[Stored data]
►
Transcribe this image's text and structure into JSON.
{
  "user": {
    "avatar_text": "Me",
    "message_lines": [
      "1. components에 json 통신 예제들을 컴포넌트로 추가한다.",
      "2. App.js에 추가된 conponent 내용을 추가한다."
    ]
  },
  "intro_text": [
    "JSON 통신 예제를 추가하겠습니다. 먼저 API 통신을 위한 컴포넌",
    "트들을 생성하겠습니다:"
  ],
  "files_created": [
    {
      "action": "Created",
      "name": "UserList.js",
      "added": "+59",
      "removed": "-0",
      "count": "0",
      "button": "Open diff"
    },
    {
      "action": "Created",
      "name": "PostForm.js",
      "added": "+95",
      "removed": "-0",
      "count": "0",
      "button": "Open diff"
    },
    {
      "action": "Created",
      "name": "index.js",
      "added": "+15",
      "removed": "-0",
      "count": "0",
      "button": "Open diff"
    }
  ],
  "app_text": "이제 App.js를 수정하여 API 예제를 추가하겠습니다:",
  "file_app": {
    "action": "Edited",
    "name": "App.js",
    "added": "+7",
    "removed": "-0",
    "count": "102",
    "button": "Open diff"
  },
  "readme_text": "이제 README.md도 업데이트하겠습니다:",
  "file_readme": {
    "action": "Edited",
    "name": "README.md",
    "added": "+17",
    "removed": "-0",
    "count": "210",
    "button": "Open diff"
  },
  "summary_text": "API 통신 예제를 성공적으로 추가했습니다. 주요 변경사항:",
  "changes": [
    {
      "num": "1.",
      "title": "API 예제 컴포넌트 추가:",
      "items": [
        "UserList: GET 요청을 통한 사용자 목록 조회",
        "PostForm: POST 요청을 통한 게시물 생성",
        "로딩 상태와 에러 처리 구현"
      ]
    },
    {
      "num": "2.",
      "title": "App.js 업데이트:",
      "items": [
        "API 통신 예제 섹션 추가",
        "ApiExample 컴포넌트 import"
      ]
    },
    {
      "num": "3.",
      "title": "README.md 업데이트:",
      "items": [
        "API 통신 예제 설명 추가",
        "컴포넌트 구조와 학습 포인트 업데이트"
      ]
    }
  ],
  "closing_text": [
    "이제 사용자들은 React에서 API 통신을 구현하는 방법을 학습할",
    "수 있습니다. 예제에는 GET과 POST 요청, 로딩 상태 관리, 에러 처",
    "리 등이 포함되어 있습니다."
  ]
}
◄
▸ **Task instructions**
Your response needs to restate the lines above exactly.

▸ **Answer box**
Transcribe this image's text and structure into JSON.
{
  "user": {
    "avatar_text": "Me",
    "message_lines": [
      "1. components에 json 통신 예제들을 컴포넌트로 추가한다.",
      "2. App.js에 추가된 conponent 내용을 추가한다."
    ]
  },
  "intro_text": [
    "JSON 통신 예제를 추가하겠습니다. 먼저 API 통신을 위한 컴포넌",
    "트들을 생성하겠습니다:"
  ],
  "files_created": [
    {
      "action": "Created",
      "name": "UserList.js",
      "added": "+59",
      "removed": "-0",
      "count": "0",
      "button": "Open diff"
    },
    {
      "action": "Created",
      "name": "PostForm.js",
      "added": "+95",
      "removed": "-0",
      "count": "0",
      "button": "Open diff"
    },
    {
      "action": "Created",
      "name": "index.js",
      "added": "+15",
      "removed": "-0",
      "count": "0",
      "button": "Open diff"
    }
  ],
  "app_text": "이제 App.js를 수정하여 API 예제를 추가하겠습니다:",
  "file_app": {
    "action": "Edited",
    "name": "App.js",
    "added": "+7",
    "removed": "-0",
    "count": "102",
    "button": "Open diff"
  },
  "readme_text": "이제 README.md도 업데이트하겠습니다:",
  "file_readme": {
    "action": "Edited",
    "name": "README.md",
    "added": "+17",
    "removed": "-0",
    "count": "210",
    "button": "Open diff"
  },
  "summary_text": "API 통신 예제를 성공적으로 추가했습니다. 주요 변경사항:",
  "changes": [
    {
      "num": "1.",
      "title": "API 예제 컴포넌트 추가:",
      "items": [
        "UserList: GET 요청을 통한 사용자 목록 조회",
        "PostForm: POST 요청을 통한 게시물 생성",
        "로딩 상태와 에러 처리 구현"
      ]
    },
    {
      "num": "2.",
      "title": "App.js 업데이트:",
      "items": [
        "API 통신 예제 섹션 추가",
        "ApiExample 컴포넌트 import"
      ]
    },
    {
      "num": "3.",
      "title": "README.md 업데이트:",
      "items": [
        "API 통신 예제 설명 추가",
        "컴포넌트 구조와 학습 포인트 업데이트"
      ]
    }
  ],
  "closing_text": [
    "이제 사용자들은 React에서 API 통신을 구현하는 방법을 학습할",
    "수 있습니다. 예제에는 GET과 POST 요청, 로딩 상태 관리, 에러 처",
    "리 등이 포함되어 있습니다."
  ]
}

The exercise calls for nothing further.